Solar thermal qualifies for the Renewable Heat Incentive (RHI) with a rate of 20.06p/kWh.
This means that a typical system producing around 2,000kWh per year will produce around £400 per year for seven years.
This is close to meeting the cost of the system, which is what it is intended to do.
But to qualify for the RHI, the solar thermal system can only be used to meet domestic hot water demands, not space heating or for heating swimming pools.
Do panels need planning consent?
Legislation around solar panels on domestic properties changed in 2008 so that, in most cases, installation now falls under Permitted Development and does not require planning consent. There are exceptions to this, notably in conservation areas and on, or near, listed buildings. If there is any doubt then speak to the local authority.
How much does a system cost?
Solar panel technology has not changed much in 35 years and so there has not been much change in price. Prices have dropped by maybe 20% in the past five years (solar PV, on the other hand, has more than halved in price).
A typical 4m2 flat panel installed on-roof, including a 200-litre tank, all labour, peripheral parts, control systems and VAT at 5% will cost from £2,500 to £4,000, depending on the quality of the system and ease of installation. On a new build, scaffold is already in place and roof tiles are not yet on so installation will be easy and prices could dip below £2,500.
In terms of value, a system of that size will produce around 2,000kWh of hot water each year. The life of the system will be in excess of 30 years, a minimum of 60,000kWh total production.
Running and maintenance costs of solar panels are less than £10 per year. Assuming an installed cost of £3,500, the unit cost of production will be around 5.8p/kWh, before RHI.
What do I need to install a solar thermal system?
A 4m2 flat plate (being two panels) or 18 to 24 tube (varying with the type of tubes) array on a south-facing roof elevation with an inclination of 22° would be ideal for a solar thermal array for a typical house with four people living in it, but there is a degree of flexibility:
- An evacuated tube array could be as much as 45° east or west of south and still be reasonably efficient.
- A flat plate array can be mounted east-west, with one panel on the east elevation and two on the west to achieve the same output as a south-facing array.
What is actually needed will vary with what it is to be used for:
- A house built, or renovated, to a bit better thermal efficiency than current Building Regulations requirements could have its whole space heating and domestic hot water demands met with just a solar thermal system, for eight or nine months of the year.
- A house built to Passivhaus standard could do the same for 12 months, but it would not qualify for RHI.

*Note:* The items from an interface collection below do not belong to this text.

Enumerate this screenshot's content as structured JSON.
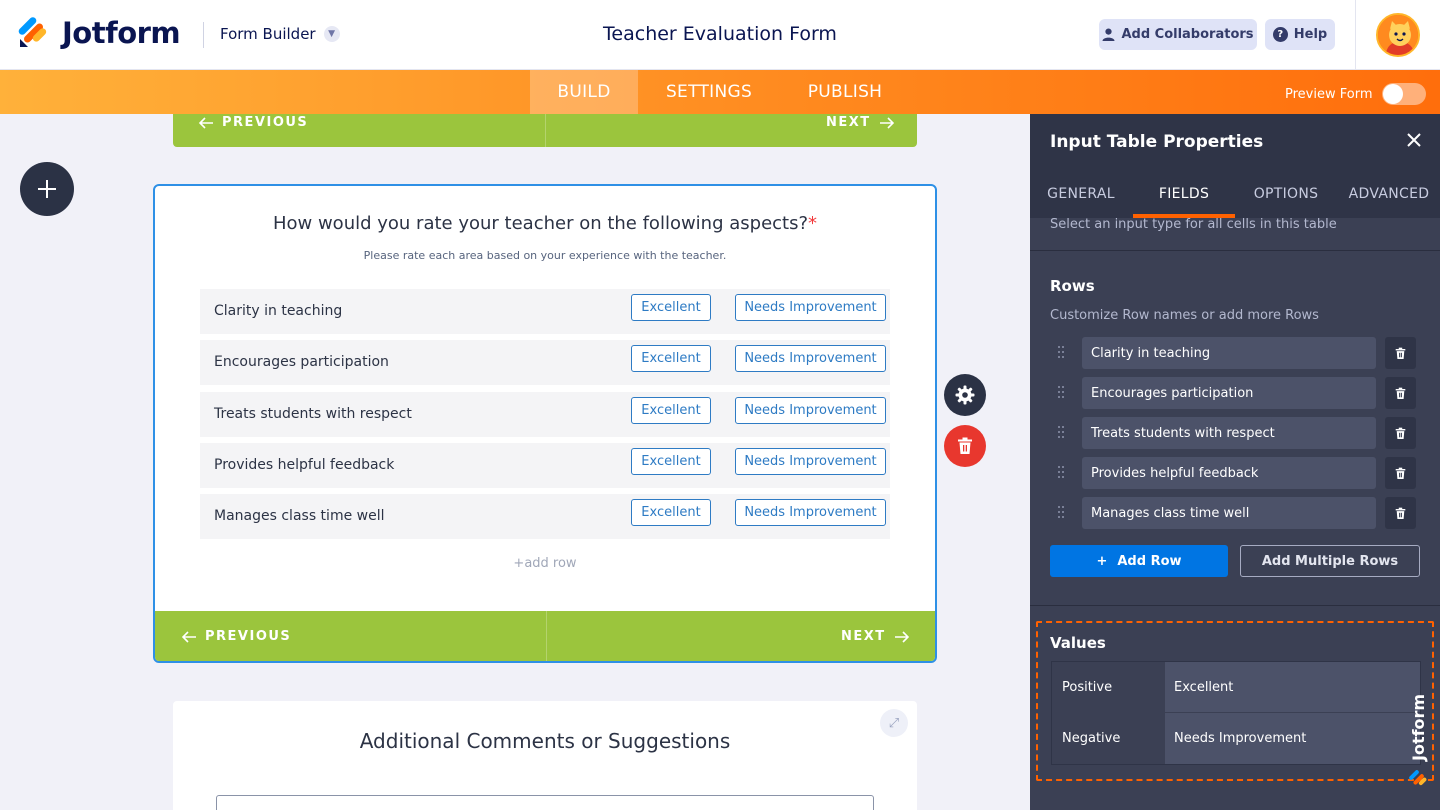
{
  "header": {
    "logo_text": "Jotform",
    "product": "Form Builder",
    "form_title": "Teacher Evaluation Form",
    "add_collaborators": "Add Collaborators",
    "help": "Help"
  },
  "nav": {
    "tabs": [
      {
        "label": "BUILD",
        "active": true
      },
      {
        "label": "SETTINGS",
        "active": false
      },
      {
        "label": "PUBLISH",
        "active": false
      }
    ],
    "preview_label": "Preview Form",
    "preview_on": false
  },
  "canvas": {
    "pager_top": {
      "previous": "PREVIOUS",
      "next": "NEXT"
    },
    "question": {
      "title": "How would you rate your teacher on the following aspects?",
      "required_mark": "*",
      "subtitle": "Please rate each area based on your experience with the teacher.",
      "rows": [
        {
          "label": "Clarity in teaching",
          "positive": "Excellent",
          "negative": "Needs Improvement"
        },
        {
          "label": "Encourages participation",
          "positive": "Excellent",
          "negative": "Needs Improvement"
        },
        {
          "label": "Treats students with respect",
          "positive": "Excellent",
          "negative": "Needs Improvement"
        },
        {
          "label": "Provides helpful feedback",
          "positive": "Excellent",
          "negative": "Needs Improvement"
        },
        {
          "label": "Manages class time well",
          "positive": "Excellent",
          "negative": "Needs Improvement"
        }
      ],
      "add_row": "+add row"
    },
    "pager": {
      "previous": "PREVIOUS",
      "next": "NEXT"
    },
    "next_question": {
      "title": "Additional Comments or Suggestions"
    }
  },
  "panel": {
    "title": "Input Table Properties",
    "tabs": [
      {
        "label": "GENERAL",
        "active": false
      },
      {
        "label": "FIELDS",
        "active": true
      },
      {
        "label": "OPTIONS",
        "active": false
      },
      {
        "label": "ADVANCED",
        "active": false
      }
    ],
    "input_type_desc": "Select an input type for all cells in this table",
    "rows_label": "Rows",
    "rows_desc": "Customize Row names or add more Rows",
    "rows": [
      "Clarity in teaching",
      "Encourages participation",
      "Treats students with respect",
      "Provides helpful feedback",
      "Manages class time well"
    ],
    "add_row_button": "Add Row",
    "add_row_plus": "+",
    "add_multiple_rows_button": "Add Multiple Rows",
    "values_label": "Values",
    "values": [
      {
        "key": "Positive",
        "value": "Excellent"
      },
      {
        "key": "Negative",
        "value": "Needs Improvement"
      }
    ]
  },
  "colors": {
    "brand_orange": "#ff6100",
    "pager_green": "#9bc53d",
    "selection_blue": "#2e90e6",
    "panel_bg": "#3b4054",
    "add_row_blue": "#0075e3",
    "delete_red": "#e8372e"
  },
  "icons": {
    "add_element": "plus-icon",
    "settings": "gear-icon",
    "delete": "trash-icon",
    "close": "close-icon",
    "expand": "expand-icon",
    "drag": "drag-handle-icon",
    "user": "user-icon",
    "help": "question-icon",
    "chevron": "chevron-down-icon"
  }
}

For a swimming pool, a solar thermal array covering 50% of the surface area of the pool will heat an outdoor pool for six months of the year and an indoor pool for more than nine months (how much more depends of the construction of the pool room). But this does not qualify for RHI.

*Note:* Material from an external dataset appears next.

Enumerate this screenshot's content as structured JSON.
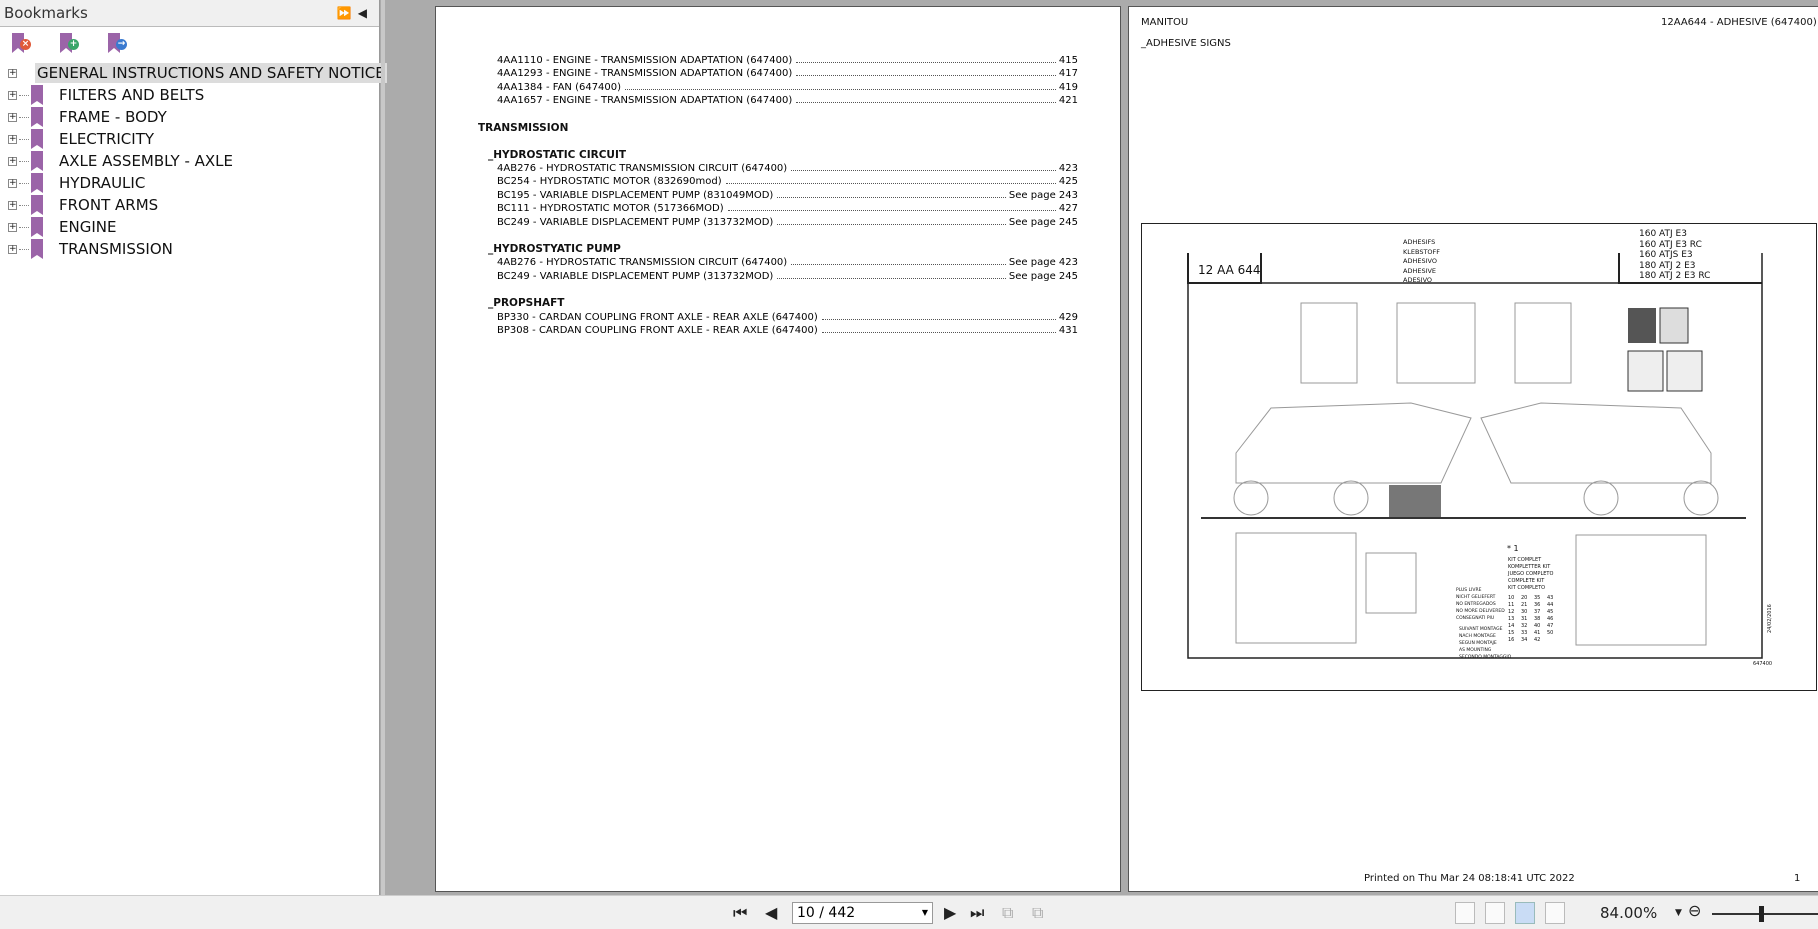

Is a solar thermal system worth the investment?
Some say that solar thermal is a dead technology. The drop in PV prices, brought about by government incentives, means that it is cheaper to produce hot water using PV than solar thermal. This could be true if RHI did not exist.
But it does, and right now it virtually pays for the system in seven years, meaning that the actual unit cost of energy from solar thermal is below 2p/kWh. RHI will be dropped, probably within the next two years, which may then kill the technology.
Until then it remains a robust, simple, reliable technology that will provide useful energy for a very long time. Certainly, if the system is used in a way that qualifies for RHI, it is still worth considering.
How do I find a supplier?
Your first port of call should be the Solar Trades Association. There will be many solar thermal installers in every location to which, again, due diligence must be applied.